Maybe.  Every city in North America is looking for the same kind of businesses as the City of London.  Whether one new factory is going to make that big a difference and bring new people to live in London or put Londoners back to work is an open question.  That was the thinking of the 1997-2003 Council and all the money invested in industrial land in and around the 401 was very costly. Now, almost 10 years later, we have probably just kept pace with other cities. 


The tough question is what influence a city has on business location decisions and the success of businesses.  A lot has to do with other forces such as the economy in general (it wasn’t just London that had a recession in 2008), what the federal and provincial governments are spending on, demographics and other factors that are not under the control of, nor dependent on, the city.  For example, hundreds of millions of dollars come into the city in the form of research grants to the university and hospitals.  City has nothing to do with that. 

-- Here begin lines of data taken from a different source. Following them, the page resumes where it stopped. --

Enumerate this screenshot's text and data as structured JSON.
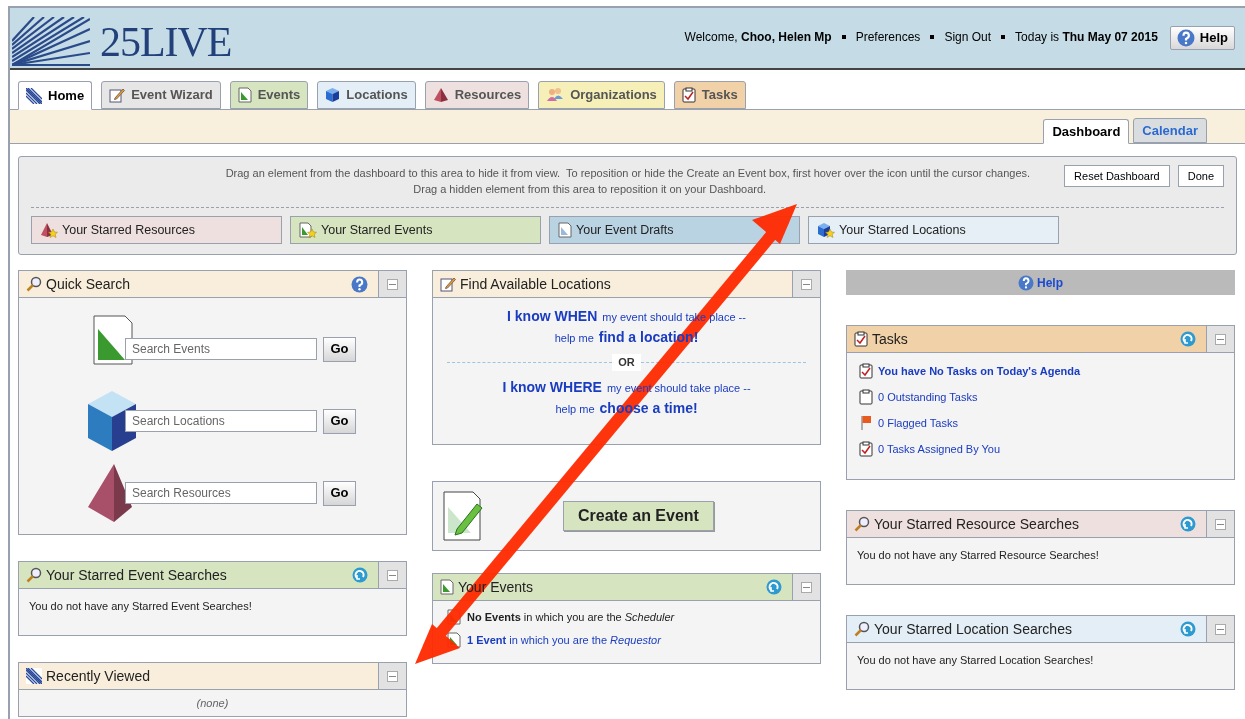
{
  "header": {
    "logo": "25LIVE",
    "welcome": "Welcome,",
    "user": "Choo, Helen Mp",
    "links": [
      "Preferences",
      "Sign Out"
    ],
    "today_label": "Today is",
    "today": "Thu May 07 2015",
    "help": "Help"
  },
  "tabs": [
    {
      "label": "Home",
      "kind": "home",
      "selected": true
    },
    {
      "label": "Event Wizard",
      "kind": "wizard",
      "selected": false
    },
    {
      "label": "Events",
      "kind": "events",
      "selected": false
    },
    {
      "label": "Locations",
      "kind": "locations",
      "selected": false
    },
    {
      "label": "Resources",
      "kind": "resources",
      "selected": false
    },
    {
      "label": "Organizations",
      "kind": "organizations",
      "selected": false
    },
    {
      "label": "Tasks",
      "kind": "tasks",
      "selected": false
    }
  ],
  "subtabs": [
    {
      "label": "Dashboard",
      "selected": true
    },
    {
      "label": "Calendar",
      "selected": false
    }
  ],
  "hidden_area": {
    "instructions": [
      "Drag an element from the dashboard to this area to hide it from view.  To reposition or hide the Create an Event box, first hover over the icon until the cursor changes.",
      "Drag a hidden element from this area to reposition it on your Dashboard."
    ],
    "buttons": [
      "Reset Dashboard",
      "Done"
    ],
    "items": [
      {
        "label": "Your Starred Resources",
        "kind": "resources",
        "color": "#eee0de"
      },
      {
        "label": "Your Starred Events",
        "kind": "events",
        "color": "#d6e4c0"
      },
      {
        "label": "Your Event Drafts",
        "kind": "drafts",
        "color": "#b9d3e3"
      },
      {
        "label": "Your Starred Locations",
        "kind": "locations",
        "color": "#e6eff6"
      }
    ]
  },
  "columns": [
    [
      {
        "kind": "quick_search",
        "title": "Quick Search",
        "color": "#f8eedb",
        "searches": [
          {
            "kind": "events",
            "placeholder": "Search Events",
            "button": "Go"
          },
          {
            "kind": "locations",
            "placeholder": "Search Locations",
            "button": "Go"
          },
          {
            "kind": "resources",
            "placeholder": "Search Resources",
            "button": "Go"
          }
        ]
      },
      {
        "kind": "message",
        "title": "Your Starred Event Searches",
        "color": "#d6e4c0",
        "message": "You do not have any Starred Event Searches!"
      },
      {
        "kind": "recent",
        "title": "Recently Viewed",
        "color": "#f8eedb",
        "message": "(none)"
      }
    ],
    [
      {
        "kind": "find_locations",
        "title": "Find Available Locations",
        "color": "#f8eedb",
        "divider": "OR",
        "lines": [
          [
            {
              "text": "I know WHEN",
              "emphasis": true
            },
            {
              "text": "my event should take place --",
              "emphasis": false
            }
          ],
          [
            {
              "text": "help me",
              "emphasis": false
            },
            {
              "text": "find a location!",
              "emphasis": true
            }
          ],
          [
            {
              "text": "I know WHERE",
              "emphasis": true
            },
            {
              "text": "my event should take place --",
              "emphasis": false
            }
          ],
          [
            {
              "text": "help me",
              "emphasis": false
            },
            {
              "text": "choose a time!",
              "emphasis": true
            }
          ]
        ]
      },
      {
        "kind": "create_event",
        "button": "Create an Event"
      },
      {
        "kind": "your_events",
        "title": "Your Events",
        "color": "#d6e4c0",
        "items": [
          {
            "text": "**No Events** in which you are the *Scheduler*",
            "link": false
          },
          {
            "text": "**1 Event** in which you are the *Requestor*",
            "link": true
          }
        ]
      }
    ],
    [
      {
        "kind": "help_bar",
        "label": "Help"
      },
      {
        "kind": "tasks",
        "title": "Tasks",
        "color": "#f1d1a7",
        "items": [
          {
            "kind": "agenda",
            "text": "You have No Tasks on Today's Agenda",
            "emphasis": true
          },
          {
            "kind": "outstanding",
            "text": "0 Outstanding Tasks",
            "emphasis": false
          },
          {
            "kind": "flagged",
            "text": "0 Flagged Tasks",
            "emphasis": false
          },
          {
            "kind": "assigned",
            "text": "0 Tasks Assigned By You",
            "emphasis": false
          }
        ]
      },
      {
        "kind": "message",
        "title": "Your Starred Resource Searches",
        "color": "#eee0de",
        "message": "You do not have any Starred Resource Searches!"
      },
      {
        "kind": "message",
        "title": "Your Starred Location Searches",
        "color": "#e3eef6",
        "message": "You do not have any Starred Location Searches!"
      }
    ]
  ]
}
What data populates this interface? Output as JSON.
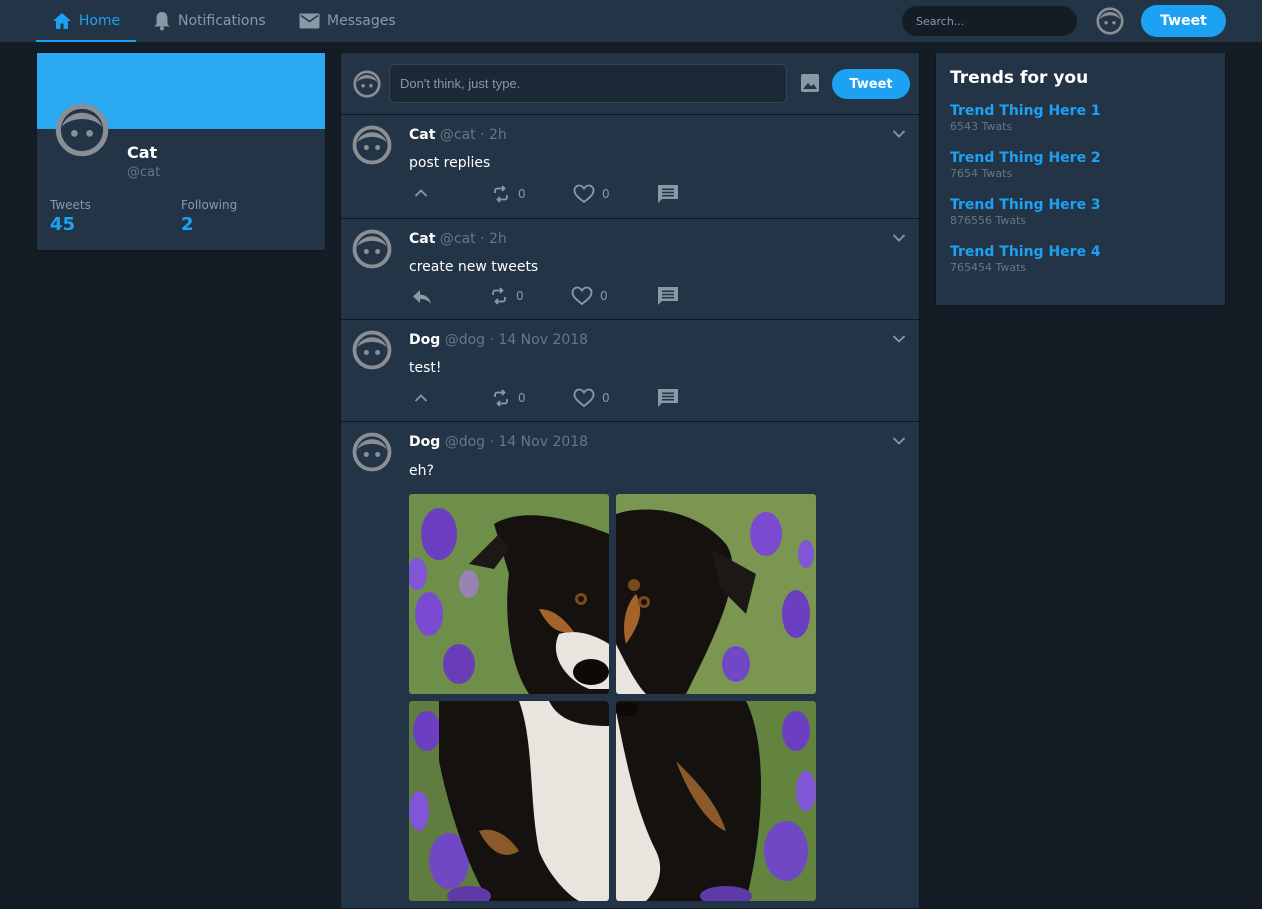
{
  "nav": {
    "items": [
      {
        "label": "Home",
        "icon": "home-icon",
        "active": true
      },
      {
        "label": "Notifications",
        "icon": "bell-icon",
        "active": false
      },
      {
        "label": "Messages",
        "icon": "envelope-icon",
        "active": false
      }
    ],
    "search_placeholder": "Search...",
    "tweet_label": "Tweet"
  },
  "profile": {
    "name": "Cat",
    "handle": "@cat",
    "tweets_label": "Tweets",
    "tweets_count": "45",
    "following_label": "Following",
    "following_count": "2"
  },
  "compose": {
    "placeholder": "Don't think, just type.",
    "tweet_label": "Tweet"
  },
  "tweets": [
    {
      "name": "Cat",
      "handle": "@cat",
      "dot": "·",
      "time": "2h",
      "text": "post replies",
      "reply_icon": "chevron-up-icon",
      "retweets": "0",
      "likes": "0"
    },
    {
      "name": "Cat",
      "handle": "@cat",
      "dot": "·",
      "time": "2h",
      "text": "create new tweets",
      "reply_icon": "reply-arrow-icon",
      "retweets": "0",
      "likes": "0"
    },
    {
      "name": "Dog",
      "handle": "@dog",
      "dot": "·",
      "time": "14 Nov 2018",
      "text": "test!",
      "reply_icon": "chevron-up-icon",
      "retweets": "0",
      "likes": "0"
    },
    {
      "name": "Dog",
      "handle": "@dog",
      "dot": "·",
      "time": "14 Nov 2018",
      "text": "eh?",
      "photos": [
        "dog-photo-1",
        "dog-photo-2",
        "dog-photo-3",
        "dog-photo-4"
      ]
    }
  ],
  "trends": {
    "title": "Trends for you",
    "items": [
      {
        "name": "Trend Thing Here 1",
        "count": "6543 Twats"
      },
      {
        "name": "Trend Thing Here 2",
        "count": "7654 Twats"
      },
      {
        "name": "Trend Thing Here 3",
        "count": "876556 Twats"
      },
      {
        "name": "Trend Thing Here 4",
        "count": "765454 Twats"
      }
    ]
  },
  "colors": {
    "accent": "#1da1f2",
    "background": "#141d26",
    "panel": "#243447",
    "muted": "#8899a6"
  }
}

Setting the stage to make London a place where people want to live and work means more than just creating new areas for land development.  Just ask yourself – “why did you move to or decide to stay in London?”  I think you will come up with a number of reasons that are outside the care and control of City Council and beyond what this Council is currently grappling with.


Anonymous said...

Of course every city in North America is looking for the same kind of businesses and that is why those businesses have a choice. And they have chosen not to come to London. We have to persuade them to come to London, not go to Kitchener/Waterloo, Guelph, Mississauga etc. etc. We need the jobs here. We cannot let this city stagnate any further. What is an open quesiton about a new factory making a difference in the number of jobs here? It seems like an easy question to answer to me. Simple. If there is a new factory, there will be new jobs. And probably good paying jobs at that. London needs a big car plant like Woodstock. What is the matter with that? One of the reasons that London did not fill its industrial land is because London did not court these businesses like other cities did.

In the Know said...

Actually, London courted these businesses. That's why Hanwa is here, Keiper (whoops, they closed) and Kaiser. Businesses choose from a wide variety of locations from the southern US to SW Ontario. They won't all locate in London - they would be foolish to put all their eggs in one basket. It is foolish to think they all will. If you could explain what London didn't do to attract Toyota, you might make sense. Otherwise, it is just hot air you are blowing.

Carol Costello said...

Thank you, Sandy Levin, for taking a leading role in trying to save some trees and a nature area in south London! Just want you to know I am behind your efforts. Sometimes I wonder if anyone remembers that London is supposed to be called "The Forest City."

I paid a high price after attempting to save a few trees at Kipps Lane and Adelaide in 1989. 'Glad to see someone taking up the torch for a very good cause...

- Carol Costello.